The thing about Martha is she loves context, so she is able to paint a quick picture for me of how she started collaborating with musicians in the first place, a story that goes all the way back to a childhood friend whom she fondly refers to as Marc. An internationally touring violinist, he is a collaborator in the MicroCosmos string quartet featured onstage in Speaking in Ligeti. Staying in contact for years, when Marta Marta productions moved to Vancouver, Marc Destrubé and Martha Carter were able to reunite beginning a beautiful dialogue in 2011; researching Ligeti’s scores, methods and painful life history. Together they have persevered through scheduling, research and developing democratic practise between dancers and musicians as performers to offer audiences the full experience of a dance and music partnership. Discussing her inspiration to collaborate with musicians Marta remembers going to the concert hall and filling in choreographic loopholes within her imagination. “People go to concerts to listen and they go to dance shows to watch” however in Speaking in Ligeti your attention is drawn to both.

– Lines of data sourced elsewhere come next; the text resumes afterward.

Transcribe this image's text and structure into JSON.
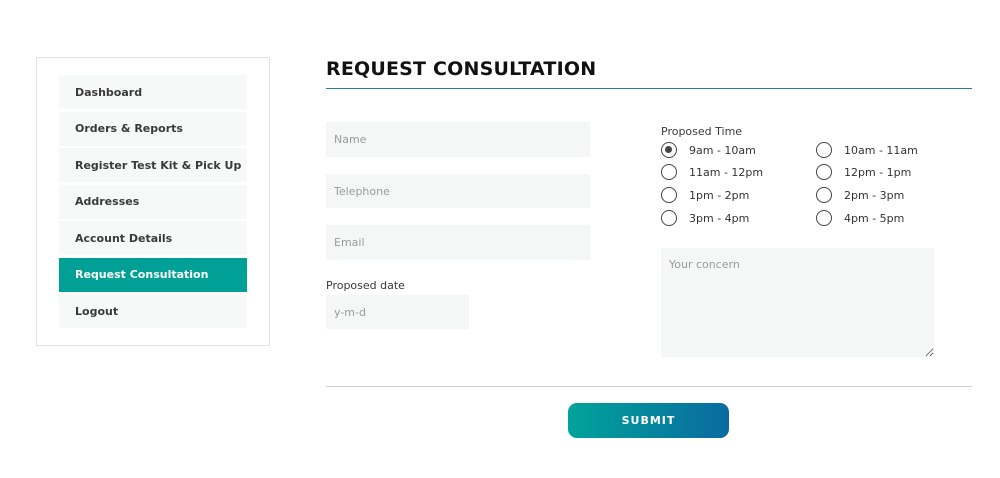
{
  "sidebar": {
    "items": [
      {
        "label": "Dashboard"
      },
      {
        "label": "Orders & Reports"
      },
      {
        "label": "Register Test Kit & Pick Up"
      },
      {
        "label": "Addresses"
      },
      {
        "label": "Account Details"
      },
      {
        "label": "Request Consultation"
      },
      {
        "label": "Logout"
      }
    ],
    "active_item": "Request Consultation",
    "active_color": "#00a096"
  },
  "page": {
    "title": "REQUEST CONSULTATION"
  },
  "form": {
    "name_placeholder": "Name",
    "telephone_placeholder": "Telephone",
    "email_placeholder": "Email",
    "proposed_date_label": "Proposed date",
    "proposed_date_placeholder": "y-m-d",
    "proposed_time_label": "Proposed Time",
    "time_options": [
      {
        "label": "9am - 10am",
        "checked": true
      },
      {
        "label": "10am - 11am",
        "checked": false
      },
      {
        "label": "11am - 12pm",
        "checked": false
      },
      {
        "label": "12pm - 1pm",
        "checked": false
      },
      {
        "label": "1pm - 2pm",
        "checked": false
      },
      {
        "label": "2pm - 3pm",
        "checked": false
      },
      {
        "label": "3pm - 4pm",
        "checked": false
      },
      {
        "label": "4pm - 5pm",
        "checked": false
      }
    ],
    "concern_placeholder": "Your concern",
    "submit_label": "SUBMIT"
  }
}
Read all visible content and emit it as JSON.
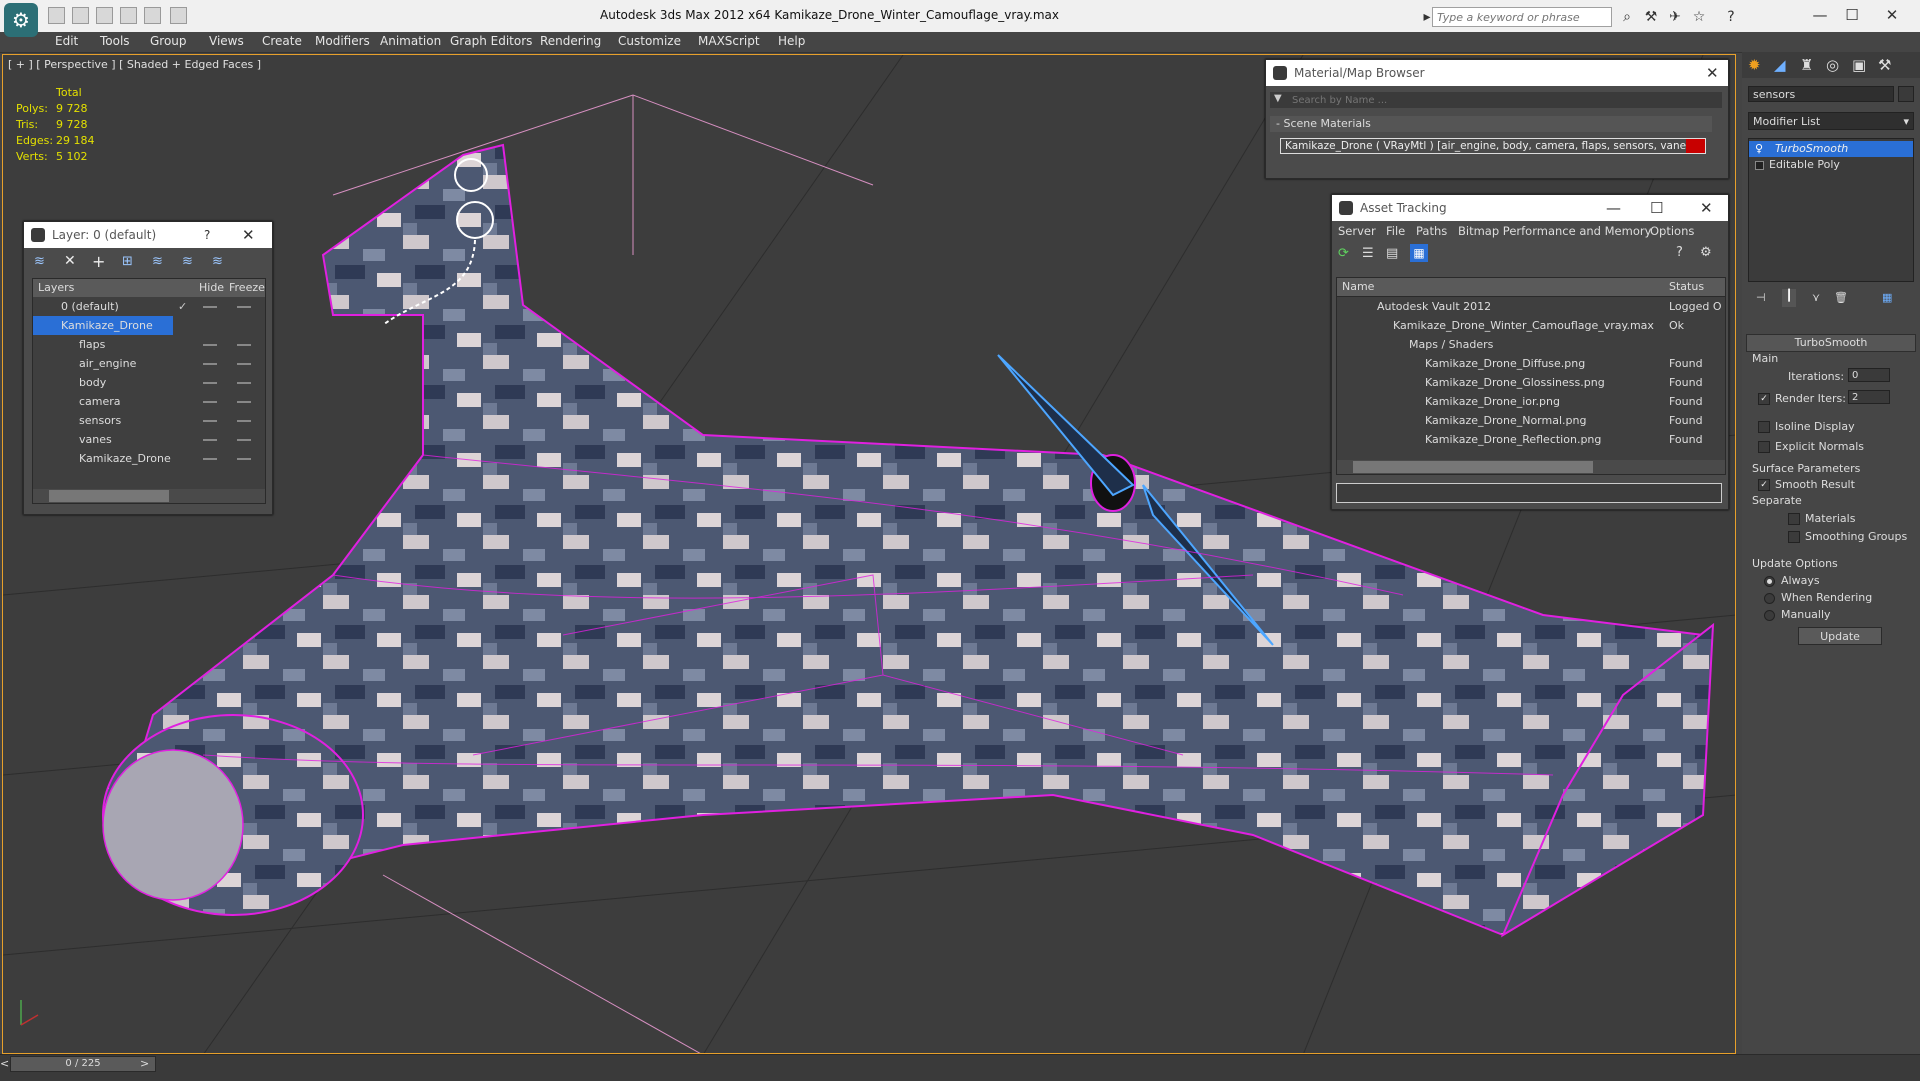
{
  "window": {
    "title": "Autodesk 3ds Max  2012 x64      Kamikaze_Drone_Winter_Camouflage_vray.max",
    "search_placeholder": "Type a keyword or phrase"
  },
  "menu": [
    "Edit",
    "Tools",
    "Group",
    "Views",
    "Create",
    "Modifiers",
    "Animation",
    "Graph Editors",
    "Rendering",
    "Customize",
    "MAXScript",
    "Help"
  ],
  "viewport": {
    "label": "[ + ] [ Perspective ] [ Shaded + Edged Faces ]",
    "stats_header": "Total",
    "stats": [
      {
        "label": "Polys:",
        "value": "9 728"
      },
      {
        "label": "Tris:",
        "value": "9 728"
      },
      {
        "label": "Edges:",
        "value": "29 184"
      },
      {
        "label": "Verts:",
        "value": "5 102"
      }
    ]
  },
  "layer_window": {
    "title": "Layer: 0 (default)",
    "help": "?",
    "columns": [
      "Layers",
      "Hide",
      "Freeze"
    ],
    "rows": [
      {
        "name": "0 (default)",
        "selected": false
      },
      {
        "name": "Kamikaze_Drone",
        "selected": true
      },
      {
        "name": "flaps",
        "selected": false
      },
      {
        "name": "air_engine",
        "selected": false
      },
      {
        "name": "body",
        "selected": false
      },
      {
        "name": "camera",
        "selected": false
      },
      {
        "name": "sensors",
        "selected": false
      },
      {
        "name": "vanes",
        "selected": false
      },
      {
        "name": "Kamikaze_Drone",
        "selected": false
      }
    ]
  },
  "material_browser": {
    "title": "Material/Map Browser",
    "search_placeholder": "Search by Name ...",
    "section": "- Scene Materials",
    "material": "Kamikaze_Drone  ( VRayMtl ) [air_engine, body, camera, flaps, sensors, vanes]"
  },
  "asset_tracking": {
    "title": "Asset Tracking",
    "menu": [
      "Server",
      "File",
      "Paths",
      "Bitmap Performance and Memory",
      "Options"
    ],
    "columns": [
      "Name",
      "Status"
    ],
    "rows": [
      {
        "name": "Autodesk Vault 2012",
        "status": "Logged O",
        "indent": 1
      },
      {
        "name": "Kamikaze_Drone_Winter_Camouflage_vray.max",
        "status": "Ok",
        "indent": 2
      },
      {
        "name": "Maps / Shaders",
        "status": "",
        "indent": 3
      },
      {
        "name": "Kamikaze_Drone_Diffuse.png",
        "status": "Found",
        "indent": 4
      },
      {
        "name": "Kamikaze_Drone_Glossiness.png",
        "status": "Found",
        "indent": 4
      },
      {
        "name": "Kamikaze_Drone_ior.png",
        "status": "Found",
        "indent": 4
      },
      {
        "name": "Kamikaze_Drone_Normal.png",
        "status": "Found",
        "indent": 4
      },
      {
        "name": "Kamikaze_Drone_Reflection.png",
        "status": "Found",
        "indent": 4
      }
    ]
  },
  "command_panel": {
    "object_name": "sensors",
    "modifier_list": "Modifier List",
    "stack": [
      "TurboSmooth",
      "Editable Poly"
    ],
    "turbosmooth": {
      "title": "TurboSmooth",
      "main": "Main",
      "iterations_label": "Iterations:",
      "iterations": "0",
      "render_iters_label": "Render Iters:",
      "render_iters": "2",
      "isoline": "Isoline Display",
      "explicit": "Explicit Normals",
      "surface": "Surface Parameters",
      "smooth_result": "Smooth Result",
      "separate": "Separate",
      "materials": "Materials",
      "smoothing_groups": "Smoothing Groups",
      "update_options": "Update Options",
      "always": "Always",
      "when_rendering": "When Rendering",
      "manually": "Manually",
      "update": "Update"
    }
  },
  "timeline": {
    "frame": "0 / 225"
  },
  "colors": {
    "accent": "#2a6fd6",
    "wire": "#e020e0",
    "stats": "#e3e000",
    "viewport_border": "#e7a02b"
  }
}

Carter has a wonderful affinity for dialoging. As humans we are constantly involved with conversation and I become more aware of that fact during our meeting. When she creates a piece she stresses the importance of involving her artists in the creation process. She trusts the professional artists with whom she works and sees the value in the sharing of responsibility. Beyond the involvement of her immediate circle, she tells me of her awareness of the give and take with the broader world culture. Talking of the electronic music scene she draws inspiration from the “world dance movement” where the core concept of music moving people to dance is separated from the “high brow” arts movement.
Though in movement Carter’s eye is drawn to line from ballet training, she is inspired by the urban dance culture and the cross fertilization of various forms of dance including ballet contemporary and street dance. Something she credits to her time in Montreal where dance is informed by a diversity of cultures and is celebrated through festivals and support by the general public. “Even the airport advertises dance!” To which I nod my head wistfully.
And then, we come back to Ligeti. Her interest in the composer chosen is in his playfulness and clear yet complex structural elements. The musicians and dancers investigated the compositions and historical situation of Gyorgy Ligeti; playing with actual scores and components of his work while using it as a springboard to other creative possibilities. As we conclude our discussion I take a breath and am most excited to see the Friday performance of Speaking in Ligeti. I’m moved by her sensitivity to the life of the composer and inspired by her love and care for the creation, allowing it to take on a life of it’s own as the dialogue between musicians and dancers continues.